“Palmahia?” I asked. The bouncer said, “Privado.” Not believing him, and suddenly feeling all of my 50 years, I pointed at myself and said, “New York City.” No effect. Scrambling for the Spanish for “office party,” I coughed up the Italian-ish “festa officina.” Still no effect. The bouncer’s friend said in heavily accented English, “Maybe tomorrow.” The bouncer said, “No.”
Not to be undone, I hopped into another cab and dashed off to La Strada, a shopping mall full of restaurants and clubs for the young and beautiful. Once inside the club Crista — a disco-ball-bedecked black box whose floors were covered with drifts of Styrofoam balls and glitter — I happily danced by myself for half an hour and then glommed onto a bumptious group of fellow boogiers. At one point I started spontaneously laughing at nothing: I was in Medellin! I was happy and safe! I had found some gleeeetz!
As office parties go, ours, with 50 percent of its participants incapacitated and 50 percent in a state of rapturous narcissism, was probably pretty average. But its location made it wholly unique. When, the next morning, Ryan asked how the clubbing had been, I simply mouthed “Ohmygod.”

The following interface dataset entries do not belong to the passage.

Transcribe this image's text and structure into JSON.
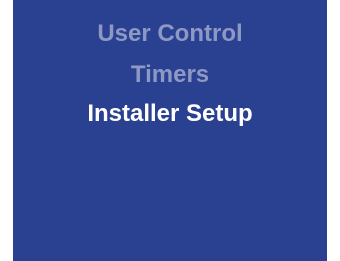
{
  "menu": {
    "items": [
      {
        "label": "User Control",
        "selected": false
      },
      {
        "label": "Timers",
        "selected": false
      },
      {
        "label": "Installer Setup",
        "selected": true
      }
    ]
  },
  "colors": {
    "background": "#2a4090",
    "item_text": "#8d98c5",
    "selected_text": "#ffffff"
  }
}
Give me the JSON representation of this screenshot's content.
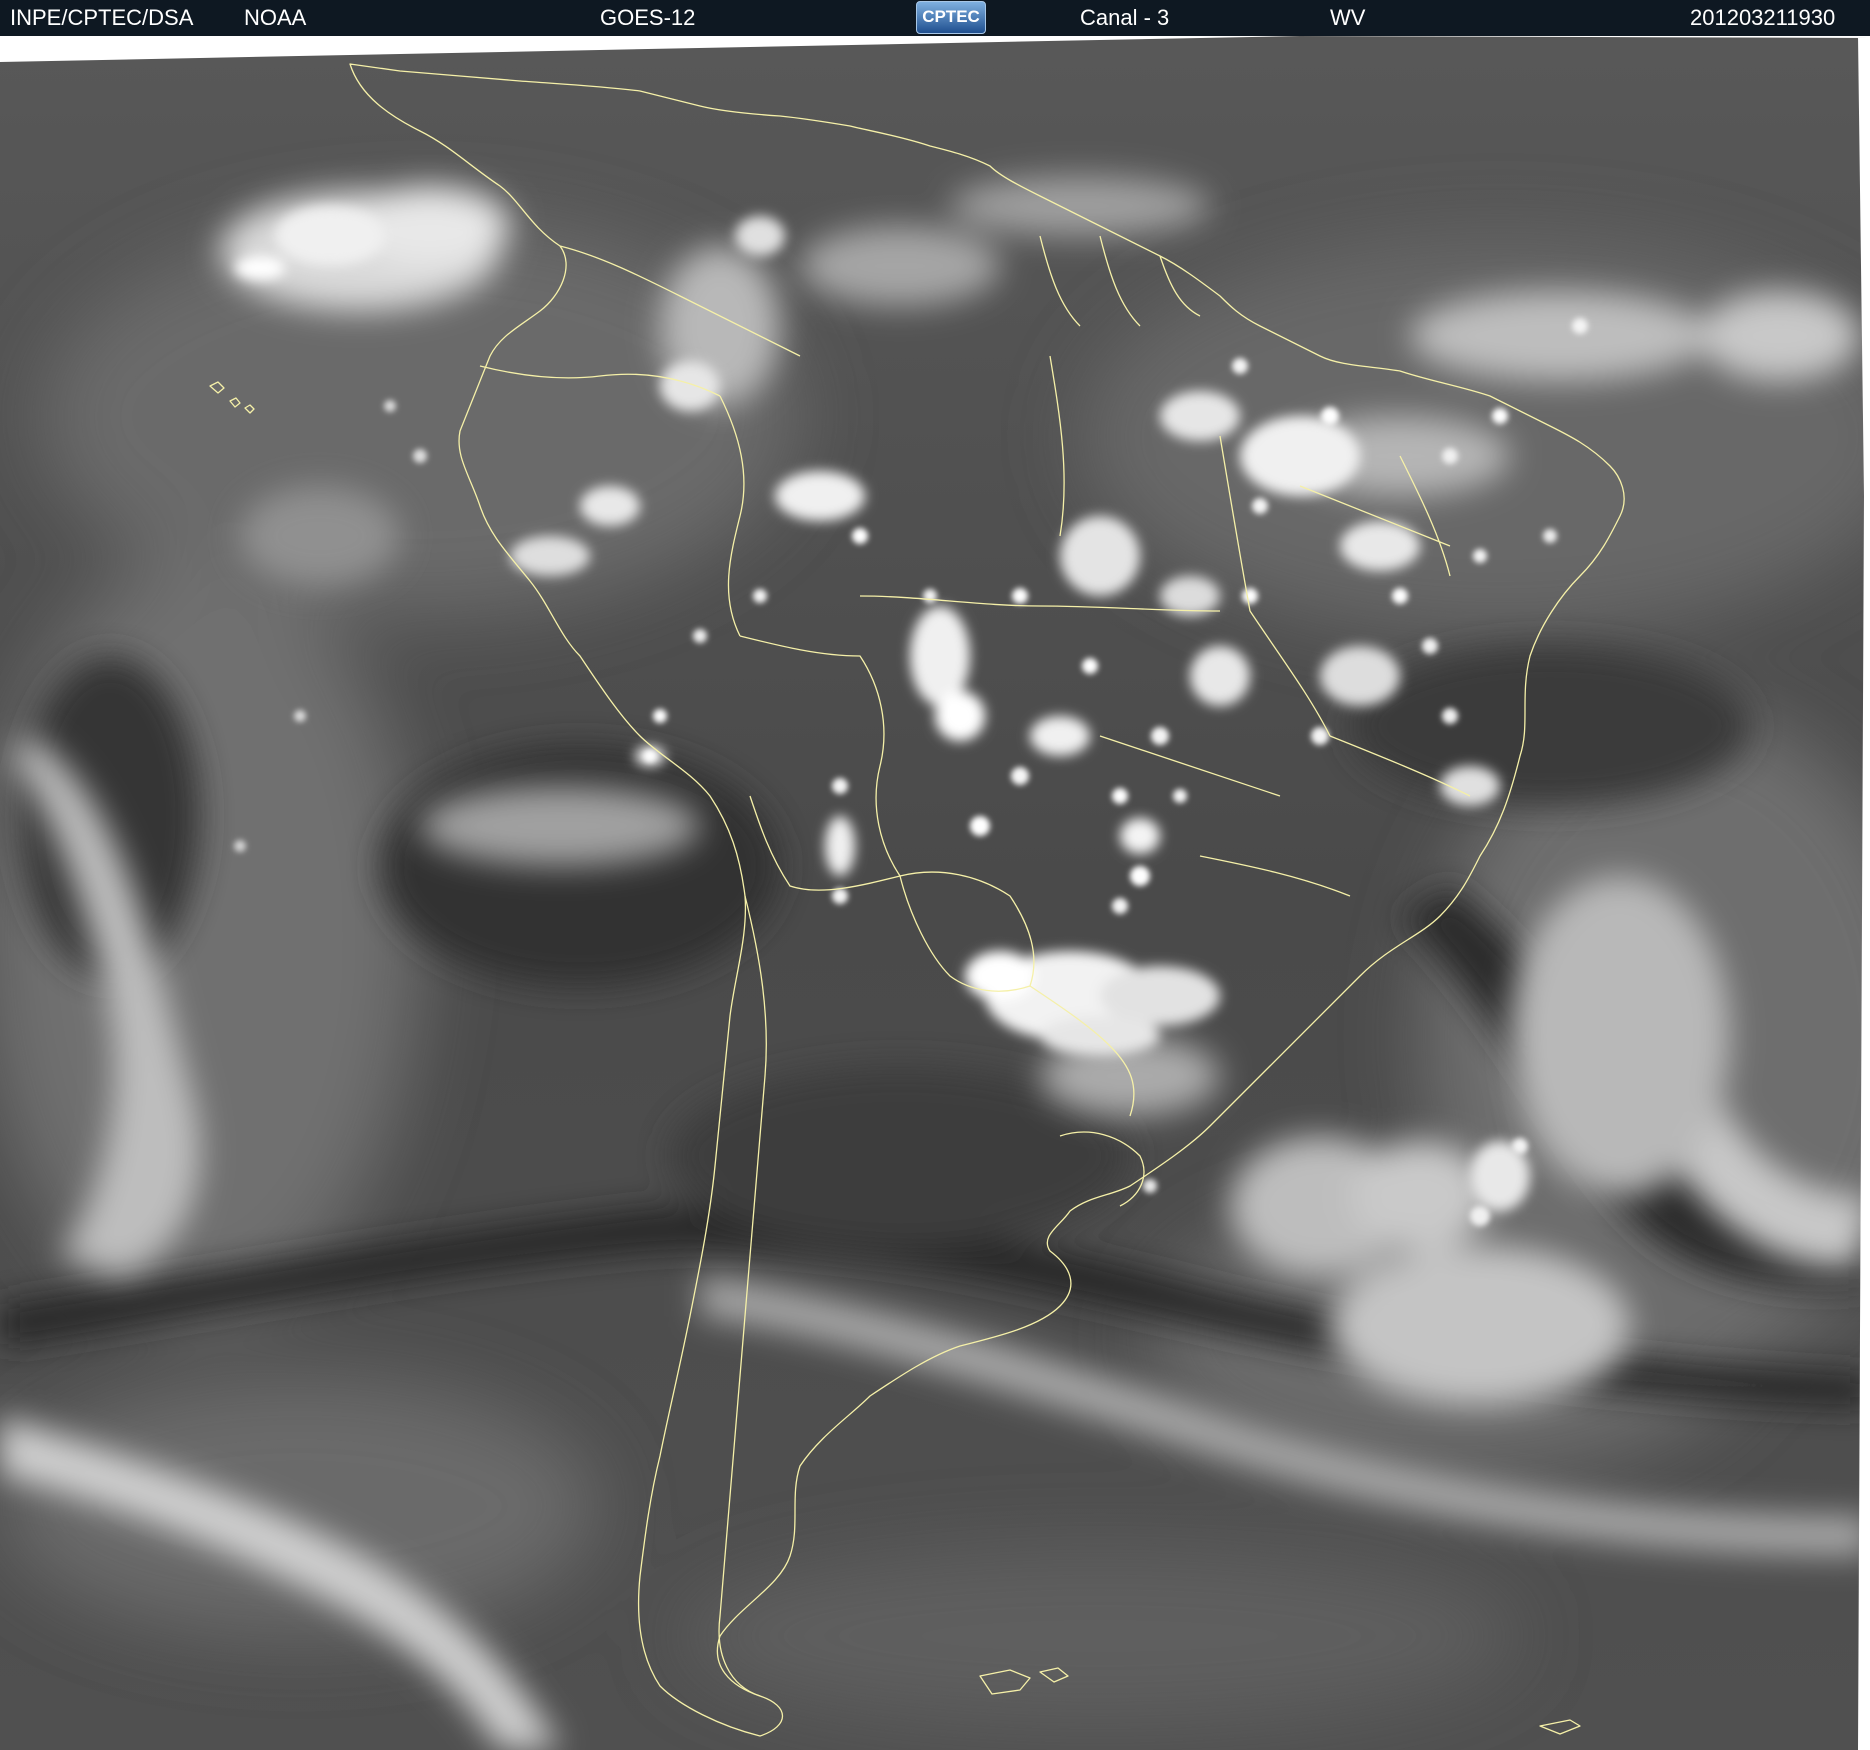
{
  "header": {
    "source": "INPE/CPTEC/DSA",
    "agency": "NOAA",
    "satellite": "GOES-12",
    "logo_text": "CPTEC",
    "channel": "Canal - 3",
    "band": "WV",
    "timestamp": "201203211930"
  },
  "colors": {
    "header_bg": "#0e1822",
    "header_text": "#ffffff",
    "map_border": "#f5f0a8",
    "ocean_gray": "#4a4a4a",
    "cloud_white": "#f2f2f2",
    "dry_band": "#1f1f1f"
  },
  "image": {
    "subject": "water-vapor satellite image of South America",
    "overlay": "country and state borders"
  }
}
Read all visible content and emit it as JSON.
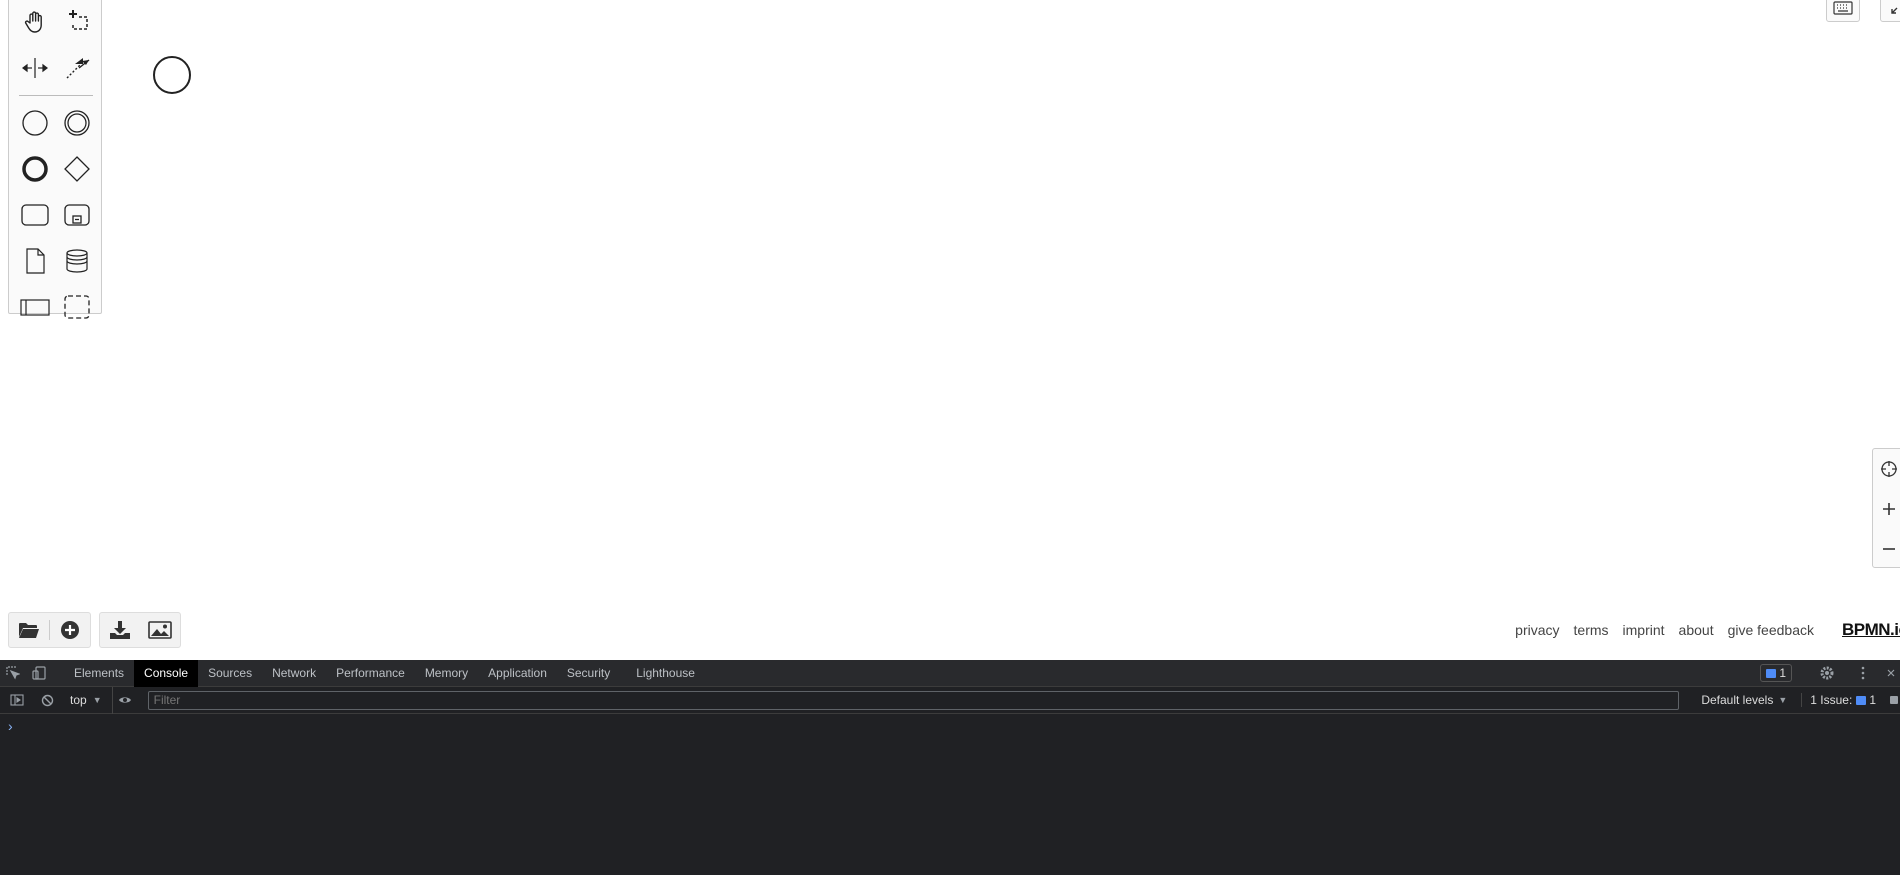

My last image of Ryan is at the airport on our way home. We had stopped at the duty-free shop, and he surprised me by buying three large bottles of aguardiente, an anise-flavored Colombian liqueur that translates literally as “fire water.” Squeezing the three bulky bottles into his suitcase, he said, “I’m getting more and more Pablo by the minute.”